A: Which labrador retriever color is best may vary depending upon the individual circumstances and preferences. The different colours have different advantages and disadvantages.
A: No, Labradors and Golden Retrievers are not the same. There are a number of differences, including that Labradors have a shorter coat length.
A: Yes, Labradors are classed as gundogs.
A: Yes, Labradors are smart. Labradors are considered by many to be in the Top 10 smartest dog breeds.
A: Companionship and food are high on the list of what Labradors love.
A: A fully grown or mature Labrador should be about 54 – 57cm high at the withers (top of shoulder), and about 25 – 36 kg in weight.
A: Labradors should reach their full height when they are about 18 months of age, and should reach their full weight when they are about 24 months of age.

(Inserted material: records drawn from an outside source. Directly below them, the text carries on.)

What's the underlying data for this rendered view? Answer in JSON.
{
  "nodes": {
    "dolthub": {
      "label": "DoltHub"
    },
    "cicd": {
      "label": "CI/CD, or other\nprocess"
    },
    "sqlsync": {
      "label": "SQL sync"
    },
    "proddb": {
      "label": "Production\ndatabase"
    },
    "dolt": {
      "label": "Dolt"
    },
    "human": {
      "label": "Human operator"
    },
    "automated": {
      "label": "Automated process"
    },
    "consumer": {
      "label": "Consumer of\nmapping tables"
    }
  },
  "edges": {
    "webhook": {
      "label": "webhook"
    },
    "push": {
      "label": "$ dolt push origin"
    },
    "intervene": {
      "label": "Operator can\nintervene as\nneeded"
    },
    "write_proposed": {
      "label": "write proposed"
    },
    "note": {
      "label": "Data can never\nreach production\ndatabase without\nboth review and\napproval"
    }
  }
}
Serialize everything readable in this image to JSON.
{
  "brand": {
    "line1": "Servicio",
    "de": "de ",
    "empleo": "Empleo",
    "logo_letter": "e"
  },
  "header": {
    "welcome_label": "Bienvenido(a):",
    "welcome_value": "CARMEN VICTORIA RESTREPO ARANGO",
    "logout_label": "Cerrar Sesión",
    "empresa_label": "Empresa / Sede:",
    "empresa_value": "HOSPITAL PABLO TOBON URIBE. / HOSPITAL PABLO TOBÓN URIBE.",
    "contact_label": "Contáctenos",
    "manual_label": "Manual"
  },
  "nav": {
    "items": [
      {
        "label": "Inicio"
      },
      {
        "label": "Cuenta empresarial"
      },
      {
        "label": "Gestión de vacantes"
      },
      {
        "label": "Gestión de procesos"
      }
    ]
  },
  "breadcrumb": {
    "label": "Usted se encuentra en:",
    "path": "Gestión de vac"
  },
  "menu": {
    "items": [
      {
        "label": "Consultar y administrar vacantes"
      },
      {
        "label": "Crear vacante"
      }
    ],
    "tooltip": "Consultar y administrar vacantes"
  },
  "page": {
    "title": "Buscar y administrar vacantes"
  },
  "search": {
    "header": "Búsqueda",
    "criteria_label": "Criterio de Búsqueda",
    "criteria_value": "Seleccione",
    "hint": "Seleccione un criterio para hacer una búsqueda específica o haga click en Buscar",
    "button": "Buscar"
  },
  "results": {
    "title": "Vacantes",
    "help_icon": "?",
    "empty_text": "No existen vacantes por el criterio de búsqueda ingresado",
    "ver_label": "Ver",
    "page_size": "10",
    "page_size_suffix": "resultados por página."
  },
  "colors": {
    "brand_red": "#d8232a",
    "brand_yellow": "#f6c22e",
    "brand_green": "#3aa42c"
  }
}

Their diet, exercise, etc. can have significant impacts.
A: Yes, Labradors are classed as a large breed of dog.
A: The average lifespan for a Labrador is about 12 – 13 years.
A: I have always found Labradors to be good guard dogs. That is, they will let you know if ‘someone’ is nearby outside.
A: In comparison to numerous other dog breeds, Labradors are a healthy breed.
A: Yes, they are good family pet, assuming that you can care for them adequately.
A: It is usually about 63 days or 9 weeks from mating until birth.
A: The official Labrador Breed Standard states that their temperament is: “Intelligent, keen and biddable, with a strong will to please. Kindly nature, with no trace of aggression or undue shyness.”
A: I’ve found Labradors to be fairly flexible, but no doubt they do enjoy having company. Sleeping arrangements can be altered to suit the circumstances.
A: Anywhere from about seven months of age.
A: There are a number of reasons, including their personality, intelligence, trainability, etc.
A: I don’t think you could find a dog breed that likes company more than a Labrador, so, yes.
A: Generally, Labradors love water, swimming, creeks, rivers, beach, etc, however, you can occasionally find one that is not overly excited about them.
A: For me, I would be asking what are the puppy parents hip scores and elbow scores. I would also wanting to know if the puppies are or could be ‘affected’ by PRA or EIC (‘clear’ and ‘carrier’ I would accept).
A: To be a registered Labrador breeder so that you can breed purebred puppies with registered pedigree papers, you would need to join one of the various dog associations that are in each State. For example, in NSW, it is Dogs NSW. Then you also register as a dog breeder with the association. The rules for each association may vary.
Labrador breeders in NSW Australia
By: Truebred Labradors
Photographed In: NSW Australia
Date Uploaded: 01-08-16
Description: Word tag for Labrador breeders in NSW Australia